▶ **Task item**: Scan the lines below for the string "Channel" and copy every one that has it.

*****

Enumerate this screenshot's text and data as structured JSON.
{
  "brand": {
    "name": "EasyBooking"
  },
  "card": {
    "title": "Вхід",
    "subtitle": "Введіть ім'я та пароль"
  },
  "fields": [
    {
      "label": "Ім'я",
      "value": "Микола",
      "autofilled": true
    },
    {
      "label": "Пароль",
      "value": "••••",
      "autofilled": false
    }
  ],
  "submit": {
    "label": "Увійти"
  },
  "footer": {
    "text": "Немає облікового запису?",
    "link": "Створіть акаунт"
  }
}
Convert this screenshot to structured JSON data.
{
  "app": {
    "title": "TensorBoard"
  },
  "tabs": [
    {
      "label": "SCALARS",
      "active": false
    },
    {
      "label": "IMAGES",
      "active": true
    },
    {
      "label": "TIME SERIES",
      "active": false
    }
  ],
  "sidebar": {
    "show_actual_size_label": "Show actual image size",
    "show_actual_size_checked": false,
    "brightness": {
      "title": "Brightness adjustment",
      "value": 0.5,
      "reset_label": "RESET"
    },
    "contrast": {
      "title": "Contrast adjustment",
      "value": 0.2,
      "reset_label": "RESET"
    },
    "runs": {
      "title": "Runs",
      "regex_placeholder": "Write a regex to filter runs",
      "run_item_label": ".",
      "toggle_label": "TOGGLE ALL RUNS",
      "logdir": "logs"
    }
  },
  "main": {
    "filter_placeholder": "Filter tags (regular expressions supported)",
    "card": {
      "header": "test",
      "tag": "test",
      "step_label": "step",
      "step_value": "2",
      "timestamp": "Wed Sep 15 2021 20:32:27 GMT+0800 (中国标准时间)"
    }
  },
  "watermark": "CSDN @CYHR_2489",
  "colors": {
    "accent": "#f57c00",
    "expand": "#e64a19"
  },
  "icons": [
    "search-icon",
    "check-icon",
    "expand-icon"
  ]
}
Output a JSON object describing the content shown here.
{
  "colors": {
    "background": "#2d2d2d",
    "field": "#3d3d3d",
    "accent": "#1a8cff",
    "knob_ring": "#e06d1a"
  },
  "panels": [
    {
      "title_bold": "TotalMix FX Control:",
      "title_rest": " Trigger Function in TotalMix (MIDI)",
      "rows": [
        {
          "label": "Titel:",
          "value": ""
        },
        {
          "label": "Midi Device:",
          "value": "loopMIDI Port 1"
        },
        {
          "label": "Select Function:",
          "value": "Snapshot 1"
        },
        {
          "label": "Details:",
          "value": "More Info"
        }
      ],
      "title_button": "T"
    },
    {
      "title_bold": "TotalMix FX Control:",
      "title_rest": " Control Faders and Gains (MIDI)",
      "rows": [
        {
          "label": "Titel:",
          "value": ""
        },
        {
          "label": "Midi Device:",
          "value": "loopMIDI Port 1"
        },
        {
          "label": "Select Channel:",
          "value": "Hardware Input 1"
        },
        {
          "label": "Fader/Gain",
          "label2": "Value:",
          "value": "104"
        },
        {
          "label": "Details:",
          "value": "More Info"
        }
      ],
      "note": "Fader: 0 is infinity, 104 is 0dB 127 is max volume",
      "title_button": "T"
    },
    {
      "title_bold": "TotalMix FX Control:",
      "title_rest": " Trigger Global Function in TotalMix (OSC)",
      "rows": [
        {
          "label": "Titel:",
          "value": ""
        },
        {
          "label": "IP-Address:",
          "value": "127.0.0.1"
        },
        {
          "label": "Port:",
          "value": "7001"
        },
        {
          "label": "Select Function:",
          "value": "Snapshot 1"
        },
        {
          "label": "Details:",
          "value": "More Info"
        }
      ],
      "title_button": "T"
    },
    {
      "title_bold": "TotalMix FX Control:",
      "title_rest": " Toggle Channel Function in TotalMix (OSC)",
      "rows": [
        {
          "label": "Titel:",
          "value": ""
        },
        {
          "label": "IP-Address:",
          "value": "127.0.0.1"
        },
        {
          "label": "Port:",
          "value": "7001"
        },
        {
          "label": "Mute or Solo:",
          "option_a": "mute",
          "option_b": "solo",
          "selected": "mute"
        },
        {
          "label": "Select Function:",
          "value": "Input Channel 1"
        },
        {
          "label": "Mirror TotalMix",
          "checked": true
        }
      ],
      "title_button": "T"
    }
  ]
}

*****

▶ **Result**:
          "label": "Select Channel:",
      "title_rest": " Toggle Channel Function in TotalMix (OSC)",
          "value": "Input Channel 1"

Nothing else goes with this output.